Summer the llama
Summer the llama

Finalcut_MagNorth_20100403.mp36.81 MB

Welcome back to Magnetic North, where the first green Easter of my life here is about to dawn. Other Easters have seen blizzards, ice storms and weather so bad even a hungry bunny wouldn’t venture out in it. But this year, with temperatures in the 60s this week - yes, I said 60s - greenup is hinting at coming with the first good rain.

Of course, being Minnesotans, we rave about the warm weather for all of 30 seconds before prophesying gloom and doom from lack of moisture. True, fire is a factor in these woods and roadsides. Especially with lightning strikes and the influx of people. So before you know it, we’re into full-blown “Remember when....” tales of fires dating back as far as the oldest one at the talk-in can recall.

As I crunch across our meadow, our llama, Summer, in tow, I remember past dry springs and the fires that threaten to follow in their wake. “Don’t worry girl,” I tell her, more for my hearing than hers. “It’ll rain soon. Probably the whole month of June - just like it always does.”

Summer doesn’t know what “always” happens in Minnesota in spring. She is coming up on her first anniversary here, having been brought up from her Iowa home last May. Summer may or may not remember those first three years of life down south.
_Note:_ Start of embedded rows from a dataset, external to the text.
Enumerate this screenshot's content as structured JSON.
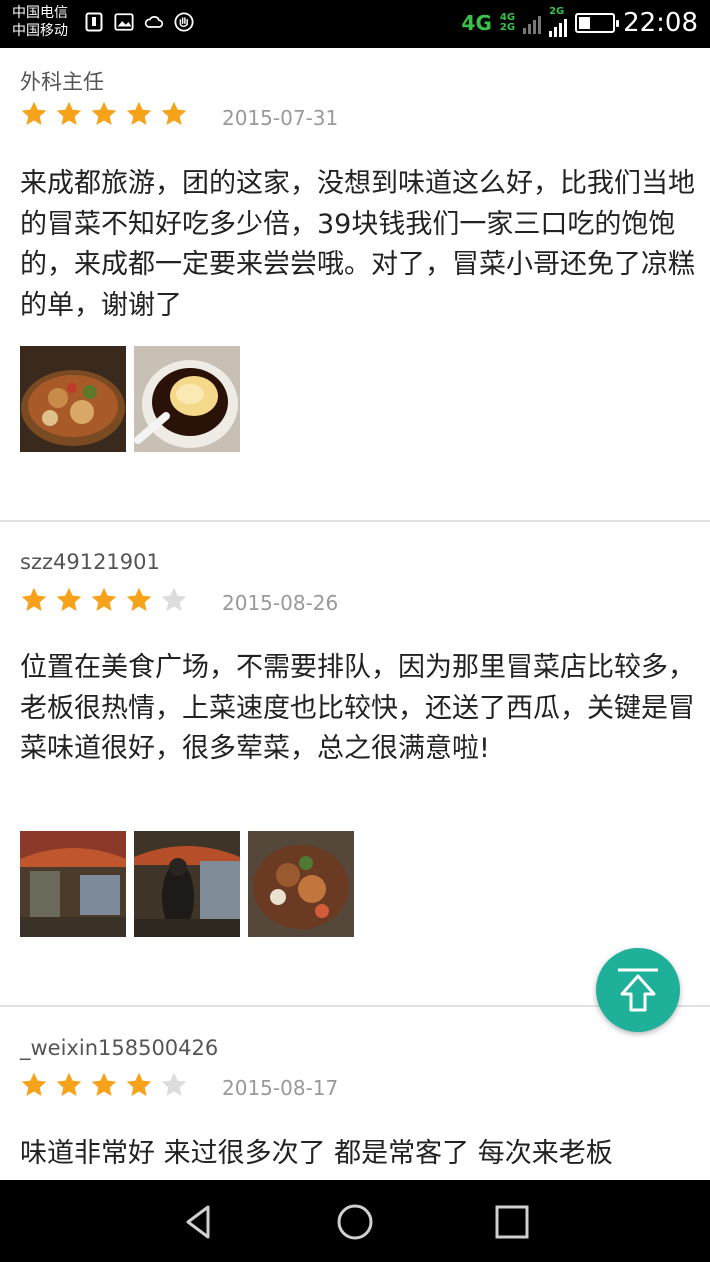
{
  "status_bar": {
    "carrier1": "中国电信",
    "carrier2": "中国移动",
    "network_main": "4G",
    "network_small_top": "4G",
    "network_small_bottom": "2G",
    "network_2g": "2G",
    "battery_level": 0.35,
    "time": "22:08"
  },
  "reviews": [
    {
      "user": "外科主任",
      "rating": 5,
      "date": "2015-07-31",
      "text": "来成都旅游，团的这家，没想到味道这么好，比我们当地的冒菜不知好吃多少倍，39块钱我们一家三口吃的饱饱的，来成都一定要来尝尝哦。对了，冒菜小哥还免了凉糕的单，谢谢了",
      "photos": [
        "hotpot-photo",
        "dessert-photo"
      ]
    },
    {
      "user": "szz49121901",
      "rating": 4,
      "date": "2015-08-26",
      "text": "位置在美食广场，不需要排队，因为那里冒菜店比较多，老板很热情，上菜速度也比较快，还送了西瓜，关键是冒菜味道很好，很多荤菜，总之很满意啦!",
      "photos": [
        "street-photo",
        "street-photo",
        "dish-photo"
      ]
    },
    {
      "user": "_weixin158500426",
      "rating": 4,
      "date": "2015-08-17",
      "text": "味道非常好 来过很多次了 都是常客了 每次来老板",
      "photos": []
    }
  ],
  "colors": {
    "star_on": "#f7a21b",
    "star_off": "#dcdcdc",
    "fab": "#1fb09a"
  },
  "fab_icon": "scroll-to-top-icon",
  "nav_icons": [
    "back-icon",
    "home-icon",
    "recents-icon"
  ]
}
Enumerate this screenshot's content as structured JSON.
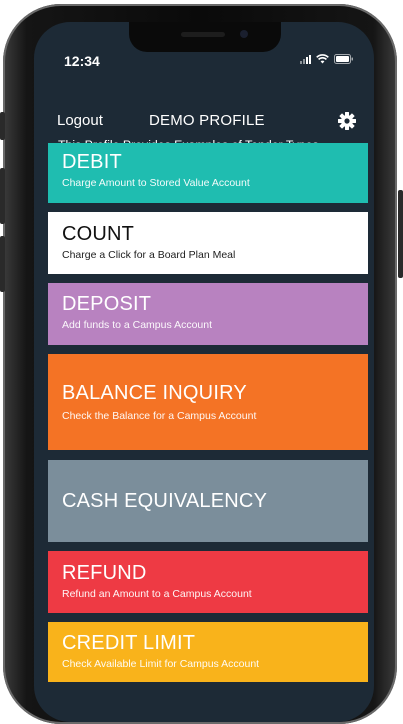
{
  "status_bar": {
    "time": "12:34"
  },
  "header": {
    "logout_label": "Logout",
    "title": "DEMO PROFILE",
    "subtitle": "This Profile Provides Examples of Tender Types",
    "settings_icon": "gear-icon"
  },
  "tiles": [
    {
      "title": "DEBIT",
      "description": "Charge Amount to Stored Value Account",
      "color": "#1fbdb0",
      "text_color": "#ffffff"
    },
    {
      "title": "COUNT",
      "description": "Charge a Click for a Board Plan Meal",
      "color": "#ffffff",
      "text_color": "#111111"
    },
    {
      "title": "DEPOSIT",
      "description": "Add funds to a Campus Account",
      "color": "#b882c0",
      "text_color": "#ffffff"
    },
    {
      "title": "BALANCE INQUIRY",
      "description": "Check the Balance for a Campus Account",
      "color": "#f47325",
      "text_color": "#ffffff"
    },
    {
      "title": "CASH EQUIVALENCY",
      "description": "",
      "color": "#7b8e9b",
      "text_color": "#ffffff"
    },
    {
      "title": "REFUND",
      "description": "Refund an Amount to a Campus Account",
      "color": "#ee3a44",
      "text_color": "#ffffff"
    },
    {
      "title": "CREDIT LIMIT",
      "description": "Check Available Limit for Campus Account",
      "color": "#f9b31b",
      "text_color": "#ffffff"
    }
  ]
}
But lucky for me, she remembers the sound of grain shaken in a can and how yummy goat chow is. Because from time to time, Summer goes walking - walking without me OR my permission. Add a night of ferocious wind gusts to that tendency and you have a situation.

Wind undoes all kinds of things. From entire forests to puny human plans for a morning. My barn doors are a case in point. A week ago the wind huffed and puffed and blew the back door to the barn open wide…so wide that when I looked out in the morning, all looked just fine. The door was flat against the side of the barn and the goats and Summer were long gone. Of course, I saw none of that. So I sat slurping oatmeal and chatting on the phone until I was good and ready to do chores. Only when I got to the corral gate and saw the front barn door still shut and latched did I get the picture.

Before I’d even gotten into the corral, the herd of six goats surrounded me, forming a vortex around the one coffee can full of grain I held high in the air. After the biggest goat, Bosco, managed to hook one hoof in my barn coat pocket and another on my shoulder, I chucked the can heavenward, accompanied by a few choice words.

After banishing the goats to the corral and securing the gate, I beat it back to the house where my patient husband was waiting to go downtown. “Sorry, honey, the llama’s out so we’ll have to go later,” I said as I grabbed the car keys and slammed out the back door. Not that I planned to get her into the car when I found her, mind you. My hope was to find her, then get OUT and walk her home.

Before getting as far as the end of our driveway, I spied the brunette hulk across the road in a neighbor’s yard. I imagined she passed up grazing in her own meadow simply because it felt so delicious to gallop down our long driveway and peruse forbidden grass. But would she forego the taste of freedom for a bit of goat chow?

She would. Without so much as crossing the road myself I retrieved my runaway with a few shakes of the grain can. And you know, I think she was genuinely glad to be retrieved! Once she recognized me and heard the shake/shake/shake of the can calling, she perked up her gorgeous ears, batted her to-die-for lashes and cantered merrily back to her mama. It was a simple thing to walk her home, grain can perched on my shoulder so that Summer could eat her way home.
Mission accomplished, I slammed back into the house and called for Paul to get ready to go to town after all.

He was not impressed with my speedy capture.

“You know, this place is getting crazy,” he said, as he pulled on his hat and gloves for the second time in less than a half hour.

“Getting?” I laughed. “I’d say we’re already there!”

Airdate: April 3, 2010